Do you ever feel like books were tailor-made for your interests? Well, when Janet Fox's Faithful arrived a few weeks ago, I kind of got that feeling. I grew up visiting the mansions in Newport, Rhode Island, with my family, taking long walks near The Breakers, imagining what it would be like to live there. Granted, this was when I was ten, and for some reason I imagined I was currently living there, instead of taking a more historically accurate spin on things. I had my dream fancy rich life played out. I was always "Veronica." In more recent years, I traveled out west, to Yellowstone National Park, with my best friend and her mother. We stayed in the Old Faithful Inn, and it was impossible not to imagine that place at another time. It just oozes history. It's hard not to imagine what stories lay tucked into the cracks of the wood there. And so I settled into my favorite reading chair for Janet Fox's debut novel, hoping to get sucked into the atmosphere of these two places with which I already felt a connection.
Imagine living in turn-of-the-century Newport, RI, where it's the norm to be spending time in mansions like The Breakers. Places like that are your friend's houses, where you attend parties -- excuse me, galas. All of this is the norm for Maggie, a young woman whose often emotionally distraught (depressed, suicidal really) mother has gone missing, and is perhaps dead. When Maggie's father suggests they leave town, that there's a lead they're following about her mother being out near Yellowstone. Looking forward to her own coming out gala, Maggie is torn away from all that she has known, and a few train rides later, finds herself in the gorgeous, frightening wilderness of Yellowstone. And it's there that everything falls apart, slowly and surely, and everything is rebuilt. Her father and her uncle have deceived her, but there's more deception to unravel (yes, I'm being vague, but only so as not to be a spoiler!).
Yellowstone proves to be everything that Newport society is not. It's a place where a woman just might be able to stand up for herself, craft a life for herself that is not completely determined by men. Maggie finds a kindred spirit, an idol of sorts, in Mrs. Gale, a photographer who reminds me a bit of the "unsinkable Molly Brown" of Titanic fame. And then there is Tom, who tests Maggie again and again, who expects something of her that she hadn't imagined to expect of herself. The descriptions of Yellowstone resonate with my own experience, as does Maggie's reaction to this marvelous landscape. I was definitely saddened at the small role that bison play in the book (aside: I am a huge fan of bison in the way that children have favorite animals; I'm just playing that whole scenario out, twenty years too late), but recognize that for the sake of being historically accurate, it just had to be that way.

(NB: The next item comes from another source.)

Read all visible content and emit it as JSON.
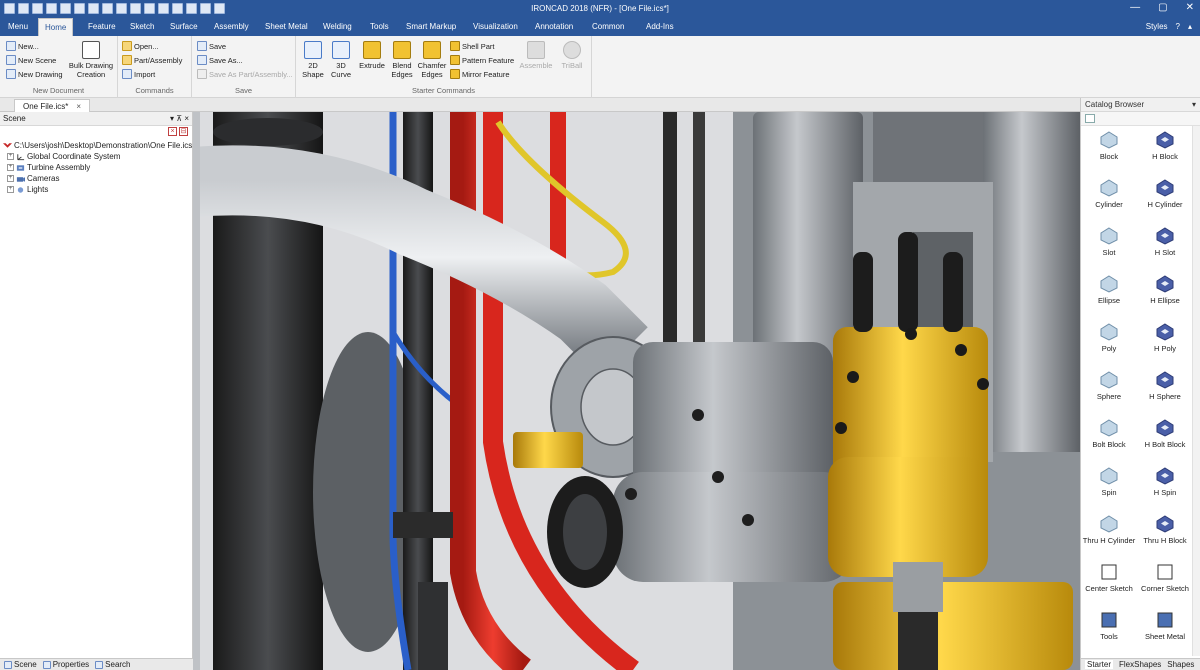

I would easily recommend this one to fans of Kirby Larson's Hattie Big Sky (one of my favorite historical fiction reads in recent years) and anyone interested in the challenges women faced in that era.